Cynthia Sung Receives Army Early Career Award to Make Robots Move Like Animals

Looking to the design of muscle integration in the human spine, Cynthia Sung is developing a robotic spine in her lab to advance the movement of soft robotics.

Inspired by the variety of muscles that control movement in animals, Cynthia Sung, Gabel Family Term Assistant Professor in Mechanical Engineering and Applied Mechanics (MEAM) at Penn Engineering, aims to advance movement and stiffness control in today’s robots to make future robotic platforms more adaptable and efficient. Her project, “Multiscale Actuation and Control for Tunable Stiffness Robots,” is funded by a three-year, $360K Early Career Program grant from the Army Research Office, a directorate of the U.S. Army Combat Capabilities Development Command Army Research Laboratory.

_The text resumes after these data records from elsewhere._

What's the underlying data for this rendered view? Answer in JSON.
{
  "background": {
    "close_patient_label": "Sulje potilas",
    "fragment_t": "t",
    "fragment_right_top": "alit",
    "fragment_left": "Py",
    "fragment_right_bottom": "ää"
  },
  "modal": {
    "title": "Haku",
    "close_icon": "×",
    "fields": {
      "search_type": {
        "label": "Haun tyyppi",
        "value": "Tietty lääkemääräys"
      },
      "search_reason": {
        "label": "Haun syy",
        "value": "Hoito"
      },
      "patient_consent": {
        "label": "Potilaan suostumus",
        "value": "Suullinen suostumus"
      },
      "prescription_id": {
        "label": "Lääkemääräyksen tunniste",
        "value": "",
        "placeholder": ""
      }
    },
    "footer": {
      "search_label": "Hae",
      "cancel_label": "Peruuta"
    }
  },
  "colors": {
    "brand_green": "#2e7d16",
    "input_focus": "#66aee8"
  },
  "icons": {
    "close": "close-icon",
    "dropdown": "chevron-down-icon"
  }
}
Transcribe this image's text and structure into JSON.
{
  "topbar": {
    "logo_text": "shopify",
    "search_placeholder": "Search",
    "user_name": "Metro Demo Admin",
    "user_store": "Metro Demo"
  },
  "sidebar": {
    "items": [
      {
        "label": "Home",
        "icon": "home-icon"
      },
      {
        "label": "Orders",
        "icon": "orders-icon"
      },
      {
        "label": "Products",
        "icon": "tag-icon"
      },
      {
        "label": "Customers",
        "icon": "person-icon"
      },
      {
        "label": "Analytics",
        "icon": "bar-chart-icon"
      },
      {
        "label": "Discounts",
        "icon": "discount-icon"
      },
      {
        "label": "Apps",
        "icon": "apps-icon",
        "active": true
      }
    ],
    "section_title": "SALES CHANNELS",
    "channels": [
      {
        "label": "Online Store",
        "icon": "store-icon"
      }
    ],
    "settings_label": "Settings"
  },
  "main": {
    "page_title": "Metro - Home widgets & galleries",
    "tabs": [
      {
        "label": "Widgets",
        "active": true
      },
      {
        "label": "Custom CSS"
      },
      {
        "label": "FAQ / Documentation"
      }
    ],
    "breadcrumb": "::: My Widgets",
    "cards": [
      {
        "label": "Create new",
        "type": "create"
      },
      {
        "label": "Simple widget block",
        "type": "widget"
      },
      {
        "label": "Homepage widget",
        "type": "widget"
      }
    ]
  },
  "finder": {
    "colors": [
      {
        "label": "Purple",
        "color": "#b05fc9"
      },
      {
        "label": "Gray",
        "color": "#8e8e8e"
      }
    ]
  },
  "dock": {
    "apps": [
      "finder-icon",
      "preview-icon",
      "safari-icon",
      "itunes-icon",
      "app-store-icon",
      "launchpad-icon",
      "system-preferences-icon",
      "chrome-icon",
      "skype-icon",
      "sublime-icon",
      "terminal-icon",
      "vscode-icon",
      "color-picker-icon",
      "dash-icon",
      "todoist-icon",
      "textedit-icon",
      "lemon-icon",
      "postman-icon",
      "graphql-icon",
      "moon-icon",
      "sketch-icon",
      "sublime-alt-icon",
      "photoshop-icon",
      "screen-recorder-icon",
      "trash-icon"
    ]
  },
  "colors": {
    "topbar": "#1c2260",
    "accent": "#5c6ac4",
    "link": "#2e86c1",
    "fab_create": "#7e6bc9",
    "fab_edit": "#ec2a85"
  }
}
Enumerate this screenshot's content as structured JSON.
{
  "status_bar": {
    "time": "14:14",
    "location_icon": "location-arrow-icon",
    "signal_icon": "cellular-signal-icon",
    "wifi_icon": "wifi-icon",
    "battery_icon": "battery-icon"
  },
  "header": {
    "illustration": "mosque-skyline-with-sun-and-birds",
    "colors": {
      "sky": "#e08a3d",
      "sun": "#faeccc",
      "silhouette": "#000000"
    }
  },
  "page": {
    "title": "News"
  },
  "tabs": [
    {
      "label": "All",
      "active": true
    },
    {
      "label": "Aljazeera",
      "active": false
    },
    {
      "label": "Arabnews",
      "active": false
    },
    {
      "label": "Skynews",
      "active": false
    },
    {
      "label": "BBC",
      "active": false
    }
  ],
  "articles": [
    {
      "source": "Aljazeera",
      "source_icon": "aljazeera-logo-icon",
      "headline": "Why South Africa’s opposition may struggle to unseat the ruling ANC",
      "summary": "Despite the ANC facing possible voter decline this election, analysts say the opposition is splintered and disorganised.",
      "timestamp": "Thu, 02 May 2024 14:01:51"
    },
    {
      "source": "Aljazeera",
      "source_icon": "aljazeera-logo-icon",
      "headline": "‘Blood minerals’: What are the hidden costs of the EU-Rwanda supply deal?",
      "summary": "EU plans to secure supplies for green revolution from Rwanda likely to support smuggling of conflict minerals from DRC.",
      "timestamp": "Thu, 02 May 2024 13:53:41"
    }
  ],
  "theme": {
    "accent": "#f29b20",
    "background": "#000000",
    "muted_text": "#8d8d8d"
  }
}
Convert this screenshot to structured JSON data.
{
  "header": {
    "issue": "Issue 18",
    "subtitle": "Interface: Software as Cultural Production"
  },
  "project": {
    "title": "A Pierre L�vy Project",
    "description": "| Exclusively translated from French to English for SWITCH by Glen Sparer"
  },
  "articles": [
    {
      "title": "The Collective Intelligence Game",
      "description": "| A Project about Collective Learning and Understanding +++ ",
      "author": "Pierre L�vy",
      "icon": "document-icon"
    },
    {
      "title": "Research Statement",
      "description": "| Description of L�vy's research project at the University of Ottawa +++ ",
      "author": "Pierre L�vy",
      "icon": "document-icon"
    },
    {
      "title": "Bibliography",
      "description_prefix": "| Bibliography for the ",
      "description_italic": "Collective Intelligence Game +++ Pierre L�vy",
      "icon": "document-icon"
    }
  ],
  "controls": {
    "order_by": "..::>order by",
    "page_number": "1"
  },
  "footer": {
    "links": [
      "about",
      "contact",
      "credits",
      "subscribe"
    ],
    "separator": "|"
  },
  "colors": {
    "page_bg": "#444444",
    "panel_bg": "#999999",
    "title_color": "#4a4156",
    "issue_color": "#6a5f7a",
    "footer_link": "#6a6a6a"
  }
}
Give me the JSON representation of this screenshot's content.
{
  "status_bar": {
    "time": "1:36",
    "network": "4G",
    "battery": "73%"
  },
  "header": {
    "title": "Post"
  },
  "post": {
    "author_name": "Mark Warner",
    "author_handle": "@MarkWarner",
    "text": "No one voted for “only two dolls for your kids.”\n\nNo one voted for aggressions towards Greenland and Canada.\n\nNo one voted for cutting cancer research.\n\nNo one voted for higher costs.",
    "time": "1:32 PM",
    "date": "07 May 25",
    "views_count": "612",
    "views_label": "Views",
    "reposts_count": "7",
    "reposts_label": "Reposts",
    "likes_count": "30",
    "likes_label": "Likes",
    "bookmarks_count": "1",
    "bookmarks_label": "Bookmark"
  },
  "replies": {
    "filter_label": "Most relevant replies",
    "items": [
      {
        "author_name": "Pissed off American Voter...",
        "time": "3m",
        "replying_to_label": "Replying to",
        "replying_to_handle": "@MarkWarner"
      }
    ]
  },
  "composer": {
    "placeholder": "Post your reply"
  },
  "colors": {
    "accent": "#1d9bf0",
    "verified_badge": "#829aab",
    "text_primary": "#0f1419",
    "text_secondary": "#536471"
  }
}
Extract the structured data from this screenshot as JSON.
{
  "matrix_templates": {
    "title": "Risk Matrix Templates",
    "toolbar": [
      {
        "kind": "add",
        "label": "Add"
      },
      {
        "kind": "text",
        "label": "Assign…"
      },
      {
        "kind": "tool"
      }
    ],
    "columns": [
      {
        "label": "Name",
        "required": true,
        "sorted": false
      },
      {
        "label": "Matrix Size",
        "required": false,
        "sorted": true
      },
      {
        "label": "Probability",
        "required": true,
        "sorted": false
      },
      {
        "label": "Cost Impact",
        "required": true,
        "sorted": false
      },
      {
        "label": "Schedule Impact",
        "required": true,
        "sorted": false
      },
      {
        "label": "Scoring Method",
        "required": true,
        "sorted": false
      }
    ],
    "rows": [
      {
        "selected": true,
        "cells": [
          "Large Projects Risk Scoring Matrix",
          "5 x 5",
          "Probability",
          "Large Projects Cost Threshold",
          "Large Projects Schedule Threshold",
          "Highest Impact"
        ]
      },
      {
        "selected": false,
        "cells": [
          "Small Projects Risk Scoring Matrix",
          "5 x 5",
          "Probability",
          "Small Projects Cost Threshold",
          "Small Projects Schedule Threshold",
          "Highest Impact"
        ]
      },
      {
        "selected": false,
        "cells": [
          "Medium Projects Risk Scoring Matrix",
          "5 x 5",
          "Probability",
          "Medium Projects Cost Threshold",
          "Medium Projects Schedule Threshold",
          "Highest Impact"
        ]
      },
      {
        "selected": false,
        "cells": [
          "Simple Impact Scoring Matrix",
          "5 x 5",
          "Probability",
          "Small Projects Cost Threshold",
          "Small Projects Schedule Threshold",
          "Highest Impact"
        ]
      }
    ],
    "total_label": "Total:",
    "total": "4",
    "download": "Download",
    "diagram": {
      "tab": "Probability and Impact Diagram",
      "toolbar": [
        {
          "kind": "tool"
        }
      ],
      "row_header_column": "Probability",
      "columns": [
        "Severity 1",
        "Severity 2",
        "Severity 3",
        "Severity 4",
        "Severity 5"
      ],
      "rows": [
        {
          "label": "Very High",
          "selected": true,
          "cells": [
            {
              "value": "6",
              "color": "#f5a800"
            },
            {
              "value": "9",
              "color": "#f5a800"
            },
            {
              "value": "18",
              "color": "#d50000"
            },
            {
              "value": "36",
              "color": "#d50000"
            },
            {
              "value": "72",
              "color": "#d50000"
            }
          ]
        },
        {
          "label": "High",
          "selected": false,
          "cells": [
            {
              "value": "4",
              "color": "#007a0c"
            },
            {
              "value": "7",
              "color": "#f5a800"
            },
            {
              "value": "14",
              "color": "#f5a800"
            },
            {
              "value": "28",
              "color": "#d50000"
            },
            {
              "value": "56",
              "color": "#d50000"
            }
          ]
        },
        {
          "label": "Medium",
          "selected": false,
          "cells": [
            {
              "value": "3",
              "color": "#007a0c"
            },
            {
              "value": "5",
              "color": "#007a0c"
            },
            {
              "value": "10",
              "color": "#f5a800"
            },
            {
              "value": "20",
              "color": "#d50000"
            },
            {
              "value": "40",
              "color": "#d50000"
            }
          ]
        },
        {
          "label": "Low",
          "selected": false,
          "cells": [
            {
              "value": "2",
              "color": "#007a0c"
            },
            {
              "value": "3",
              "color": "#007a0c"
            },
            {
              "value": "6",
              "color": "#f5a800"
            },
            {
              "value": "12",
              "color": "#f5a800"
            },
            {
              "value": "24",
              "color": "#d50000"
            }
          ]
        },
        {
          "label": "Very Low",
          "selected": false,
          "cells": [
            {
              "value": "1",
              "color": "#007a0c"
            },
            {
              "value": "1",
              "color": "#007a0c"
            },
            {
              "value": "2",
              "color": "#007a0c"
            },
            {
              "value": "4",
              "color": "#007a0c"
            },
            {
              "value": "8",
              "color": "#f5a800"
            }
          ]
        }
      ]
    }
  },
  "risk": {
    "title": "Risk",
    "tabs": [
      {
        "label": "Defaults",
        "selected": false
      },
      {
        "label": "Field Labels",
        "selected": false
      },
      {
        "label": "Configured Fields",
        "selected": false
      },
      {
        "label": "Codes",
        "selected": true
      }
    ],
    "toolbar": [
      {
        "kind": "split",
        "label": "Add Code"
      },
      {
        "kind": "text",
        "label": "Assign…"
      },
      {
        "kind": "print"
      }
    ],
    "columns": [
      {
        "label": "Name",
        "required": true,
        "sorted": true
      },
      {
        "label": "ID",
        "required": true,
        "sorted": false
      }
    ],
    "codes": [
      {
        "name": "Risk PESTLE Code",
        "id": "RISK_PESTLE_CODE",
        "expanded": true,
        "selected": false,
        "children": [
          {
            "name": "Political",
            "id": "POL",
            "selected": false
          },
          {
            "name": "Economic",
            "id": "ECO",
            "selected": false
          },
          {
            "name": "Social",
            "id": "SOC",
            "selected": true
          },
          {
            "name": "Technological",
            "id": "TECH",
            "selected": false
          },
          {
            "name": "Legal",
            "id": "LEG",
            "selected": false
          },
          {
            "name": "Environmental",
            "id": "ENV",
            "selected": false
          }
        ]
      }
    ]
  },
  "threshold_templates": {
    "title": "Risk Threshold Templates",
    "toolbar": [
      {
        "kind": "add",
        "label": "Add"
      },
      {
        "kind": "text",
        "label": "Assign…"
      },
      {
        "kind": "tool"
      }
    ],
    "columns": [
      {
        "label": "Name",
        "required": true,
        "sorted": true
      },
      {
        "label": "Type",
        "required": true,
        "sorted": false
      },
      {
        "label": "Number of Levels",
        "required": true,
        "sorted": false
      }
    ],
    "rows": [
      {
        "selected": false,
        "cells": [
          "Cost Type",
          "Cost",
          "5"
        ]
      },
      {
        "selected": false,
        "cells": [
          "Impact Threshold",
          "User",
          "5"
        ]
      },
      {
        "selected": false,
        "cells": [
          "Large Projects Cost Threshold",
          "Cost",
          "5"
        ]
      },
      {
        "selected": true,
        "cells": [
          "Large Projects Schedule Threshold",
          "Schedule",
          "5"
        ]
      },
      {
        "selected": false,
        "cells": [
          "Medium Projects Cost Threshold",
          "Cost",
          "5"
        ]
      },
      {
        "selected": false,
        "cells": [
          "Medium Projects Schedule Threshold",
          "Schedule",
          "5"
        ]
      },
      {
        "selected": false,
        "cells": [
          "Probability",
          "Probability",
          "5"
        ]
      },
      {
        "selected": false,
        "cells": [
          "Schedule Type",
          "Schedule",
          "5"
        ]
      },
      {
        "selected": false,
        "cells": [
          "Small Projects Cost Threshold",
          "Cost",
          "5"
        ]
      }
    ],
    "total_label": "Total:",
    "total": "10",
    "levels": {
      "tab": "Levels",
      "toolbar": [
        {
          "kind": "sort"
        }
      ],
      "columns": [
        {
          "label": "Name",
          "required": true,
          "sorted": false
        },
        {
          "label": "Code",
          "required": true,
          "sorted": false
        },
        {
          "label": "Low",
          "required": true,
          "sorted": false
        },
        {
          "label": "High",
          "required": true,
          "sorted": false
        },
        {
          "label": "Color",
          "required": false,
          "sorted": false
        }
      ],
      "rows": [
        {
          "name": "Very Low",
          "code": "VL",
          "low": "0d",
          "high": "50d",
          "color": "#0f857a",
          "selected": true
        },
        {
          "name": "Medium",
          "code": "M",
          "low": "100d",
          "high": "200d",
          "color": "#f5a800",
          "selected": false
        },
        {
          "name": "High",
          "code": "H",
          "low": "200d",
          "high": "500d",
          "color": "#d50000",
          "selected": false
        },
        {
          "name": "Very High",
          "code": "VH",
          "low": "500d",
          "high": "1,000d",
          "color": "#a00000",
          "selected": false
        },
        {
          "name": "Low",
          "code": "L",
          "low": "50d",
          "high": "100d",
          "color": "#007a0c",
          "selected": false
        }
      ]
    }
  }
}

Animals utilize both small and large muscles to control their movement. For example, these local and global muscles work together fluidly to allow a mother monkey to swing from branch to branch while making fine-tuned adjustments to ensure her baby doesn’t lose its grip. Similarly, they allow a person to seamlessly transition from jogging on concrete to jogging on sand. This muscle integration is essential for all animals to navigate their surroundings. While we tend to credit the large muscle groups such as those in our legs that get us from place to place for our ability to move and adapt to our environment, the smaller muscles that allow us to change stiffness in our back to give non-verbal body cues or to balance on moving surfaces are just as important. It is these muscles that Sung pulls inspiration from as she designs new, integrated systems in soft robotics.

“Current robots don’t come close to matching the agility and maneuverability that we see in animals,” says Sung. “We think the reason for this is that animals have the ability to control not just joint positions, something current robots can do, but also their inherent mechanics—things such as stiffness, compliance, damping, friction and other physical properties. Recently, there have been advancements in new materials that allow us to change these sorts of properties, but we don’t know how to use them effectively in robots yet. This project will give us new insights into how we can combine new materials advancements with good robot design to create more capable and complex systems.”

The inspiration for this particular project? The human spine. 

“The human spine has a combination of long global muscles down the back and small local muscles between individual vertebrae,” says Sung. “The global muscles help people to do large motions like bending or twisting, but the small muscles change stiffness, which helps with energy-efficient locomotion and allows us to make subtle changes in movement, balance and form.”

Using the spine as her model system, Sung is studying how hierarchical actuation—the different organizational levels of robotic movement—and control schemes can be used to enhance the capabilities of a soft robot over a wide variety of tasks. The work, informed by simplified mechanics models for soft robotics, will integrate computational approaches to modeling and distributed control of a flexible, compliant structure while taking into account the number of independent movements a given robot’s joints or parts can make.

This work has the potential to advance current soft robots’ abilities to perform quasi-static tasks, or those that only require gradual and slow movements without rapid changes in acceleration, to allow future soft robots to quickly and dynamically respond to rapid and sudden changes in their environments. These improvements will not only allow robots to move and react more like animals, but they will lead to new applications and solutions in the robotics field that can address a wider range of societal needs.

“I’m excited about the potential of this project to move us beyond existing robot design paradigms to being able to understand and leverage the interactions between robot behaviors, their body morphologies, and their actuation capabilities to create new robot designs,” says Sung. “I’m very grateful to the ARO Early Career Program, and especially to our program manager Dr. Dean Culver, for enabling us to explore this new direction in our work.”